MITO, Japan: Japanese telecoms giant Nippon Telegraph & Telephone, or NTT, announced Tuesday it will spend $38 billion to buy out and take private its mobile unit NTT DoCoMo in one of the largest ever deals of its kind.
NTT and NTT DoCoMo executives released details of the plan Tuesday.
The move is intended to enhance the competitiveness of the NTT group as it consolidates its services, said NTT’s CEO Jun Sawada.
“We want to be a game changer,” Sawada said.
He said that between Sept. 30-Nov. 16 the company would buy DoCoMo’s shares at a price of $34.46. DoCoMo’s shares were last trading at $28.39. NTT held about 66 percent of DoCoMo’s shares as of March 31.

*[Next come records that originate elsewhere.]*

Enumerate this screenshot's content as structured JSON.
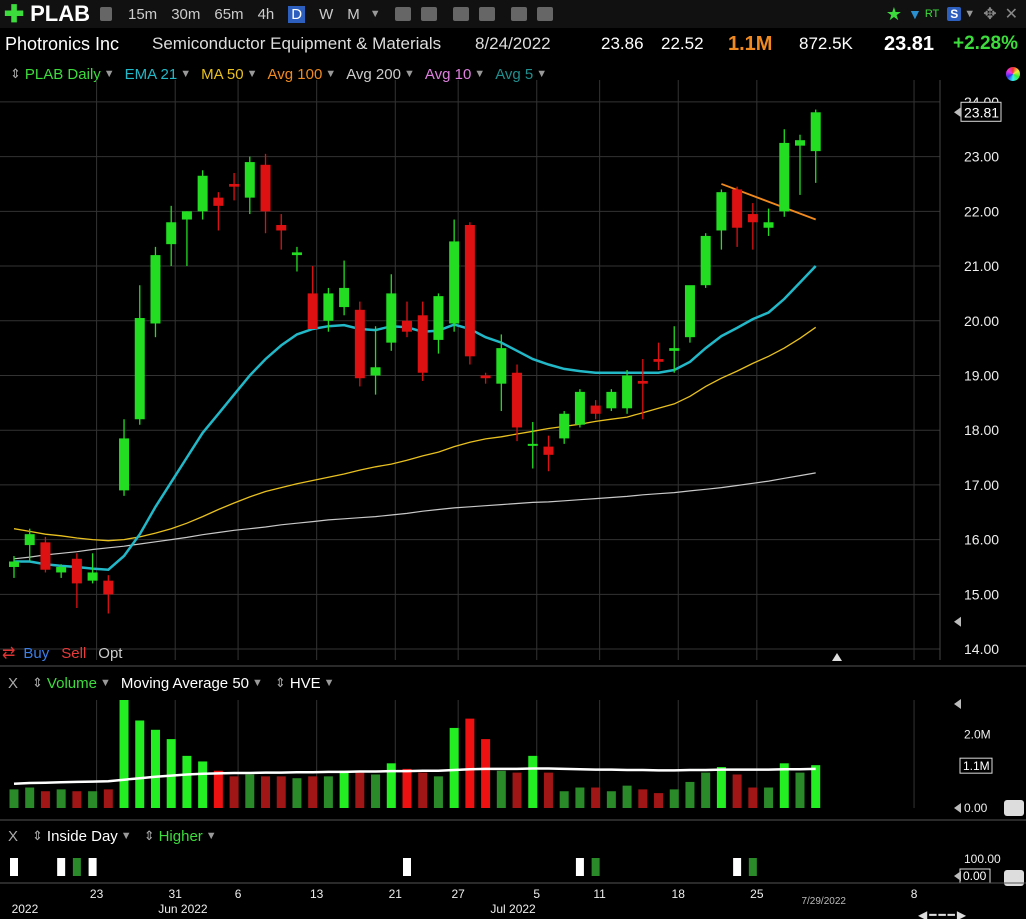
{
  "toolbar": {
    "symbol": "PLAB",
    "timeframes": [
      {
        "label": "15m",
        "active": false
      },
      {
        "label": "30m",
        "active": false
      },
      {
        "label": "65m",
        "active": false
      },
      {
        "label": "4h",
        "active": false
      },
      {
        "label": "D",
        "active": true
      },
      {
        "label": "W",
        "active": false
      },
      {
        "label": "M",
        "active": false
      }
    ],
    "rt_label": "RT",
    "s_label": "S"
  },
  "quote": {
    "company": "Photronics Inc",
    "industry": "Semiconductor Equipment & Materials",
    "date": "8/24/2022",
    "high": "23.86",
    "low": "22.52",
    "volume": "1.1M",
    "avg_volume": "872.5K",
    "last": "23.81",
    "change": "+2.28%"
  },
  "studies": [
    {
      "label": "PLAB Daily",
      "color": "#3ddc3d"
    },
    {
      "label": "EMA 21",
      "color": "#22b8c8"
    },
    {
      "label": "MA 50",
      "color": "#e8c020"
    },
    {
      "label": "Avg 100",
      "color": "#f08a20"
    },
    {
      "label": "Avg 200",
      "color": "#cccccc"
    },
    {
      "label": "Avg 10",
      "color": "#e080e0"
    },
    {
      "label": "Avg 5",
      "color": "#1f8f8f"
    }
  ],
  "orders": {
    "buy": "Buy",
    "sell": "Sell",
    "opt": "Opt"
  },
  "volume_header": {
    "x": "X",
    "volume": "Volume",
    "ma": "Moving Average 50",
    "hve": "HVE"
  },
  "indicator_header": {
    "x": "X",
    "inside": "Inside Day",
    "higher": "Higher"
  },
  "colors": {
    "up": "#22dd22",
    "down": "#dd1111",
    "ema21": "#22b8c8",
    "ma50": "#e8c020",
    "avg200": "#c8c8c8",
    "trend": "#f08a20",
    "grid": "#333333"
  },
  "chart_data": {
    "type": "candlestick",
    "ylim": [
      13.8,
      24.4
    ],
    "y_ticks": [
      14,
      15,
      16,
      17,
      18,
      19,
      20,
      21,
      22,
      23,
      24
    ],
    "y_tick_labels": [
      "14.00",
      "15.00",
      "16.00",
      "17.00",
      "18.00",
      "19.00",
      "20.00",
      "21.00",
      "22.00",
      "23.00",
      "24.00"
    ],
    "last_price_label": "23.81",
    "x_labels": [
      {
        "label": "23",
        "i": 5
      },
      {
        "label": "31",
        "i": 10
      },
      {
        "label": "6",
        "i": 14
      },
      {
        "label": "13",
        "i": 19
      },
      {
        "label": "21",
        "i": 24
      },
      {
        "label": "27",
        "i": 28
      },
      {
        "label": "5",
        "i": 33
      },
      {
        "label": "11",
        "i": 37
      },
      {
        "label": "18",
        "i": 42
      },
      {
        "label": "25",
        "i": 47
      },
      {
        "label": "8",
        "i": 57
      }
    ],
    "sub_labels": [
      {
        "label": "2022",
        "i": 0.1
      },
      {
        "label": "Jun 2022",
        "i": 11
      },
      {
        "label": "Jul 2022",
        "i": 32
      },
      {
        "label": "7/29/2022",
        "i": 51
      }
    ],
    "candles": [
      {
        "o": 15.5,
        "h": 15.7,
        "l": 15.3,
        "c": 15.6
      },
      {
        "o": 15.9,
        "h": 16.2,
        "l": 15.6,
        "c": 16.1
      },
      {
        "o": 15.95,
        "h": 16.05,
        "l": 15.4,
        "c": 15.45
      },
      {
        "o": 15.4,
        "h": 15.55,
        "l": 15.3,
        "c": 15.5
      },
      {
        "o": 15.65,
        "h": 15.75,
        "l": 14.75,
        "c": 15.2
      },
      {
        "o": 15.25,
        "h": 15.75,
        "l": 15.2,
        "c": 15.4
      },
      {
        "o": 15.25,
        "h": 15.35,
        "l": 14.65,
        "c": 15.0
      },
      {
        "o": 16.9,
        "h": 18.2,
        "l": 16.8,
        "c": 17.85
      },
      {
        "o": 18.2,
        "h": 20.65,
        "l": 18.1,
        "c": 20.05
      },
      {
        "o": 19.95,
        "h": 21.35,
        "l": 19.7,
        "c": 21.2
      },
      {
        "o": 21.4,
        "h": 22.1,
        "l": 21.0,
        "c": 21.8
      },
      {
        "o": 21.85,
        "h": 22.0,
        "l": 21.0,
        "c": 22.0
      },
      {
        "o": 22.0,
        "h": 22.75,
        "l": 21.85,
        "c": 22.65
      },
      {
        "o": 22.25,
        "h": 22.35,
        "l": 21.65,
        "c": 22.1
      },
      {
        "o": 22.5,
        "h": 22.7,
        "l": 22.2,
        "c": 22.45
      },
      {
        "o": 22.25,
        "h": 23.0,
        "l": 21.95,
        "c": 22.9
      },
      {
        "o": 22.85,
        "h": 23.05,
        "l": 21.6,
        "c": 22.0
      },
      {
        "o": 21.75,
        "h": 21.95,
        "l": 21.3,
        "c": 21.65
      },
      {
        "o": 21.2,
        "h": 21.35,
        "l": 20.9,
        "c": 21.25
      },
      {
        "o": 20.5,
        "h": 21.0,
        "l": 19.85,
        "c": 19.85
      },
      {
        "o": 20.0,
        "h": 20.6,
        "l": 19.8,
        "c": 20.5
      },
      {
        "o": 20.25,
        "h": 21.1,
        "l": 20.1,
        "c": 20.6
      },
      {
        "o": 20.2,
        "h": 20.35,
        "l": 18.8,
        "c": 18.95
      },
      {
        "o": 19.0,
        "h": 19.9,
        "l": 18.65,
        "c": 19.15
      },
      {
        "o": 19.6,
        "h": 20.85,
        "l": 19.45,
        "c": 20.5
      },
      {
        "o": 20.0,
        "h": 20.35,
        "l": 19.7,
        "c": 19.8
      },
      {
        "o": 20.1,
        "h": 20.35,
        "l": 18.9,
        "c": 19.05
      },
      {
        "o": 19.65,
        "h": 20.5,
        "l": 19.4,
        "c": 20.45
      },
      {
        "o": 19.95,
        "h": 21.85,
        "l": 19.8,
        "c": 21.45
      },
      {
        "o": 21.75,
        "h": 21.8,
        "l": 19.2,
        "c": 19.35
      },
      {
        "o": 19.0,
        "h": 19.05,
        "l": 18.85,
        "c": 18.95
      },
      {
        "o": 18.85,
        "h": 19.75,
        "l": 18.35,
        "c": 19.5
      },
      {
        "o": 19.05,
        "h": 19.2,
        "l": 17.8,
        "c": 18.05
      },
      {
        "o": 17.75,
        "h": 18.15,
        "l": 17.3,
        "c": 17.75
      },
      {
        "o": 17.7,
        "h": 17.9,
        "l": 17.25,
        "c": 17.55
      },
      {
        "o": 17.85,
        "h": 18.35,
        "l": 17.75,
        "c": 18.3
      },
      {
        "o": 18.1,
        "h": 18.75,
        "l": 18.05,
        "c": 18.7
      },
      {
        "o": 18.45,
        "h": 18.55,
        "l": 18.2,
        "c": 18.3
      },
      {
        "o": 18.4,
        "h": 18.75,
        "l": 18.35,
        "c": 18.7
      },
      {
        "o": 18.4,
        "h": 19.1,
        "l": 18.3,
        "c": 19.0
      },
      {
        "o": 18.9,
        "h": 19.3,
        "l": 18.2,
        "c": 18.85
      },
      {
        "o": 19.3,
        "h": 19.6,
        "l": 19.1,
        "c": 19.25
      },
      {
        "o": 19.45,
        "h": 19.9,
        "l": 19.05,
        "c": 19.5
      },
      {
        "o": 19.7,
        "h": 20.55,
        "l": 19.6,
        "c": 20.65
      },
      {
        "o": 20.65,
        "h": 21.6,
        "l": 20.6,
        "c": 21.55
      },
      {
        "o": 21.65,
        "h": 22.4,
        "l": 21.3,
        "c": 22.35
      },
      {
        "o": 22.4,
        "h": 22.45,
        "l": 21.35,
        "c": 21.7
      },
      {
        "o": 21.95,
        "h": 22.15,
        "l": 21.3,
        "c": 21.8
      },
      {
        "o": 21.7,
        "h": 22.05,
        "l": 21.55,
        "c": 21.8
      },
      {
        "o": 22.0,
        "h": 23.5,
        "l": 21.9,
        "c": 23.25
      },
      {
        "o": 23.2,
        "h": 23.4,
        "l": 22.3,
        "c": 23.3
      },
      {
        "o": 23.1,
        "h": 23.86,
        "l": 22.52,
        "c": 23.81
      }
    ],
    "ema21": [
      15.6,
      15.6,
      15.55,
      15.52,
      15.5,
      15.47,
      15.45,
      15.7,
      16.1,
      16.6,
      17.05,
      17.5,
      17.95,
      18.3,
      18.65,
      19.0,
      19.3,
      19.55,
      19.75,
      19.85,
      19.9,
      19.92,
      19.85,
      19.83,
      19.9,
      19.88,
      19.8,
      19.82,
      19.93,
      19.85,
      19.7,
      19.6,
      19.45,
      19.3,
      19.2,
      19.12,
      19.08,
      19.05,
      19.05,
      19.05,
      19.05,
      19.05,
      19.1,
      19.25,
      19.5,
      19.72,
      19.87,
      20.03,
      20.15,
      20.4,
      20.7,
      21.0
    ],
    "ma50": [
      16.2,
      16.15,
      16.1,
      16.07,
      16.03,
      16.0,
      15.98,
      16.0,
      16.05,
      16.12,
      16.2,
      16.3,
      16.42,
      16.55,
      16.67,
      16.78,
      16.88,
      16.95,
      17.02,
      17.08,
      17.14,
      17.2,
      17.27,
      17.33,
      17.38,
      17.45,
      17.53,
      17.6,
      17.7,
      17.78,
      17.84,
      17.88,
      17.93,
      17.98,
      18.03,
      18.07,
      18.11,
      18.16,
      18.2,
      18.24,
      18.32,
      18.4,
      18.48,
      18.62,
      18.8,
      18.95,
      19.08,
      19.22,
      19.35,
      19.5,
      19.68,
      19.88
    ],
    "avg200": [
      15.65,
      15.68,
      15.72,
      15.75,
      15.78,
      15.82,
      15.85,
      15.88,
      15.92,
      15.96,
      16.0,
      16.04,
      16.09,
      16.13,
      16.17,
      16.2,
      16.23,
      16.27,
      16.3,
      16.33,
      16.36,
      16.38,
      16.4,
      16.42,
      16.45,
      16.48,
      16.52,
      16.55,
      16.58,
      16.6,
      16.62,
      16.64,
      16.66,
      16.68,
      16.69,
      16.71,
      16.73,
      16.75,
      16.77,
      16.79,
      16.82,
      16.84,
      16.86,
      16.89,
      16.92,
      16.95,
      16.99,
      17.03,
      17.07,
      17.12,
      17.17,
      17.22
    ],
    "trendline": [
      {
        "i": 45,
        "y": 22.5
      },
      {
        "i": 51,
        "y": 21.85
      }
    ],
    "volume": {
      "ylim": [
        0,
        2.9
      ],
      "y_tick_labels": [
        "0.00",
        "2.0M"
      ],
      "last_label": "1.1M",
      "values": [
        0.5,
        0.55,
        0.45,
        0.5,
        0.45,
        0.45,
        0.5,
        2.9,
        2.35,
        2.1,
        1.85,
        1.4,
        1.25,
        1.0,
        0.85,
        0.9,
        0.85,
        0.85,
        0.8,
        0.85,
        0.85,
        1.0,
        0.95,
        0.9,
        1.2,
        1.05,
        0.95,
        0.85,
        2.15,
        2.4,
        1.85,
        1.0,
        0.95,
        1.4,
        0.95,
        0.45,
        0.55,
        0.55,
        0.45,
        0.6,
        0.5,
        0.4,
        0.5,
        0.7,
        0.95,
        1.1,
        0.9,
        0.55,
        0.55,
        1.2,
        0.95,
        1.15
      ],
      "ma50": [
        0.65,
        0.67,
        0.68,
        0.69,
        0.7,
        0.71,
        0.72,
        0.76,
        0.8,
        0.84,
        0.87,
        0.9,
        0.92,
        0.93,
        0.94,
        0.94,
        0.95,
        0.95,
        0.96,
        0.96,
        0.97,
        0.97,
        0.98,
        0.98,
        0.99,
        0.99,
        1.0,
        1.0,
        1.02,
        1.04,
        1.05,
        1.05,
        1.05,
        1.06,
        1.06,
        1.05,
        1.04,
        1.03,
        1.03,
        1.02,
        1.02,
        1.01,
        1.01,
        1.02,
        1.02,
        1.03,
        1.03,
        1.03,
        1.03,
        1.04,
        1.04,
        1.05
      ]
    },
    "inside_day": {
      "y_tick_labels": [
        "0.00",
        "100.00"
      ],
      "last_label": "0.00",
      "values": [
        {
          "i": 0,
          "c": "white"
        },
        {
          "i": 3,
          "c": "white"
        },
        {
          "i": 4,
          "c": "green"
        },
        {
          "i": 5,
          "c": "white"
        },
        {
          "i": 25,
          "c": "white"
        },
        {
          "i": 36,
          "c": "white"
        },
        {
          "i": 37,
          "c": "green"
        },
        {
          "i": 46,
          "c": "white"
        },
        {
          "i": 47,
          "c": "green"
        }
      ]
    }
  }
}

The acquisition will be financed by bridge loans, not a share offering, the company said.
The restructuring dovetails with newly installed Prime Minister Yoshihide Suga’s push for lower telecoms rates and more consumer and business-friendly services. It is expected to enable DoCoMo to offer cheaper rates in competition with rivals such as SoftBank and KDDI.
Suga has made expanding digital services a main part of his policy agenda and has called for reforms of the industry’s complex pricing policies and relatively inflexible contract arrangements. Pressures to improve such services have intensified with the push for remote work during the coronavirus pandemic.

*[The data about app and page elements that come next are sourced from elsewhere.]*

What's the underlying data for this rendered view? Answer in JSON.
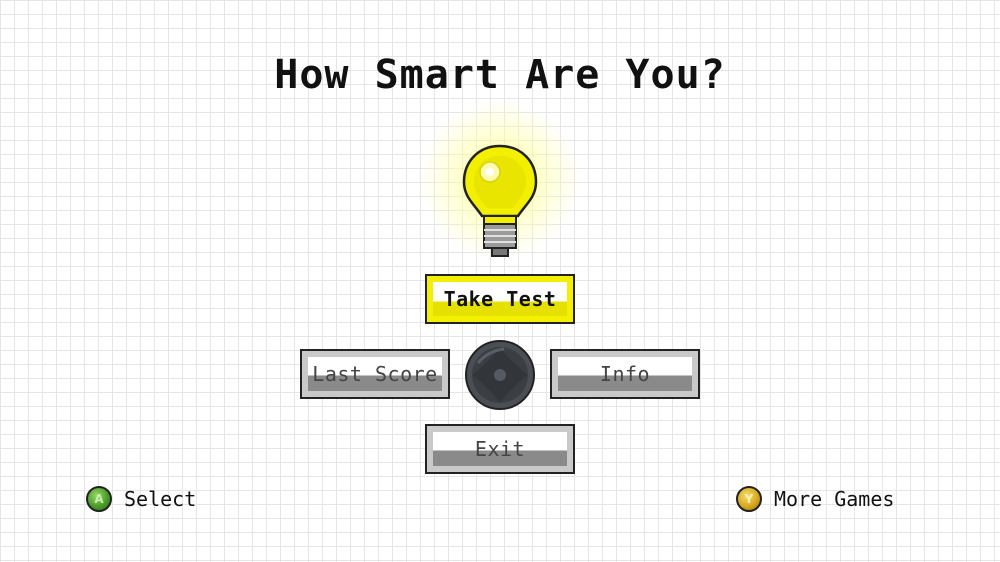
{
  "title": "How Smart Are You?",
  "colors": {
    "bulb": "#f2ef00",
    "selected_button": "#f2ef00",
    "button": "#c9c9c9",
    "a_button": "#4a9c2a",
    "y_button": "#d8a81e"
  },
  "icons": {
    "bulb": "lightbulb-icon",
    "dpad": "dpad-icon",
    "a_button": "a-button-icon",
    "y_button": "y-button-icon"
  },
  "menu": {
    "take_test": "Take Test",
    "last_score": "Last Score",
    "info": "Info",
    "exit": "Exit",
    "selected": "Take Test"
  },
  "footer": {
    "select_glyph": "A",
    "select_label": "Select",
    "more_glyph": "Y",
    "more_label": "More Games"
  }
}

NTT’s shares fell 2.7 percent ahead of the announcement, which was made after markets closed. DoCoMo’s shares were suspended from trading. Share prices for other NTT subsidiaries surged ahead of the announcement.
NTT DoCoMo is Japan’s largest mobile carrier, with more than 70 million subscribers. It was founded in 1992. According to its website, it holds a 44.2 percent market share compared with the 32 percent share held by KDDI’s au brand. SoftBank is third ranked, with a nearly 24 percent share.

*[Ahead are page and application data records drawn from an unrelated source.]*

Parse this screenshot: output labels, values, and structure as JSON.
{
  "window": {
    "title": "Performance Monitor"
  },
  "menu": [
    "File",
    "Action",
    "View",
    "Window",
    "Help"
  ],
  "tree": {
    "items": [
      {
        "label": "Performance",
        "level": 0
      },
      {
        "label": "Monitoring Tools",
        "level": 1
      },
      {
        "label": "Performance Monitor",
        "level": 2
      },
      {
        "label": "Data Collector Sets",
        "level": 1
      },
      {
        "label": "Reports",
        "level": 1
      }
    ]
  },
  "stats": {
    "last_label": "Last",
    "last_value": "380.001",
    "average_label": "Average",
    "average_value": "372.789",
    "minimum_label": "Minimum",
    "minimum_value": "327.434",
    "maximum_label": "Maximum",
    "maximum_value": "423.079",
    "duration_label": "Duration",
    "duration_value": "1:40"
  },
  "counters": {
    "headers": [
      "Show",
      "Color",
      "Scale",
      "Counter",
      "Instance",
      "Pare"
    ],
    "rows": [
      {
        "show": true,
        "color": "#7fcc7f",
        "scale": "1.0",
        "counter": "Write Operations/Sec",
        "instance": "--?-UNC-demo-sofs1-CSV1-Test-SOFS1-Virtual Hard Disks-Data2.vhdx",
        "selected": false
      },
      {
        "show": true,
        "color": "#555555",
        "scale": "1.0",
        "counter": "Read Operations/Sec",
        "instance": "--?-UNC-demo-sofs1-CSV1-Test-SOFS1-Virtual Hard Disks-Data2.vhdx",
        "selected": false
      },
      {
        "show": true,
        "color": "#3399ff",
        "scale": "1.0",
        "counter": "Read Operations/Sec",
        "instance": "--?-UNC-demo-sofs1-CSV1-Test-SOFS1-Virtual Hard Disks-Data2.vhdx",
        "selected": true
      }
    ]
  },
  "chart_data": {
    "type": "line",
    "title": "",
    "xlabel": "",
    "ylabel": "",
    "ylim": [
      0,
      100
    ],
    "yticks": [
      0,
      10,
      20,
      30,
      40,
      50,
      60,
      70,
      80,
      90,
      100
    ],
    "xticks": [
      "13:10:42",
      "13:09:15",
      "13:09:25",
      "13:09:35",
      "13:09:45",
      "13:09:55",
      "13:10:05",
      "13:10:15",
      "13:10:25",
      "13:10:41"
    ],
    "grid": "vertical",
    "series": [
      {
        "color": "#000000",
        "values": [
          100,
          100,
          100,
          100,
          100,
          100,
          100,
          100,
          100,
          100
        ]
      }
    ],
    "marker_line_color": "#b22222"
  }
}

Although DoCoMo is the market leader, its profits have been eroding, a factor that helped drive the decision to consolidate.
Sawada said there was no direct link between the buyout and cutting mobile subscription prices.
“However, by doing this, DoCoMo will get stronger. That’s why we are doing this. As the result of this, we could build a stable foundation which apparently could give us power to decrease the price,” he said.
The NTT buy out is the biggest ever in Japan and one of the largest worldwide. The biggest so far was the $48 billion acquisition of Dallas, Texas-based energy utility TXU Corp., now known as Energy Future Holdings, by Kohlberg Kravis Roberts, the Texas Pacific Group and Goldman Sachs Capital Partners in 2007.
A trend toward such deals appears to be gathering pace, as Japanese companies sitting on big cash piles adjust their business strategies in a time of growing uncertainty.
NTT traces its roots to 1869, the early days of the telegraph in Japan. Founded in 1952 as the government phone utility, it was privatized in 1987. The company has expanded its network services as its fixed line business has been largely supplanted by mobile phones, at least for individual users.
Japan’s mobile phone rates are on average about half the costs charged in the US and much lower than in Canada and South Korea, according to a study by telecoms services research firm cable.co.uk.
At about $3.90 for 1 gigabyte (1G) of mobile data, however, costs in Japan are far higher than in many European and Asian countries, such as China, where 1G cost 61 cents and India, where the cost was only 9 cents.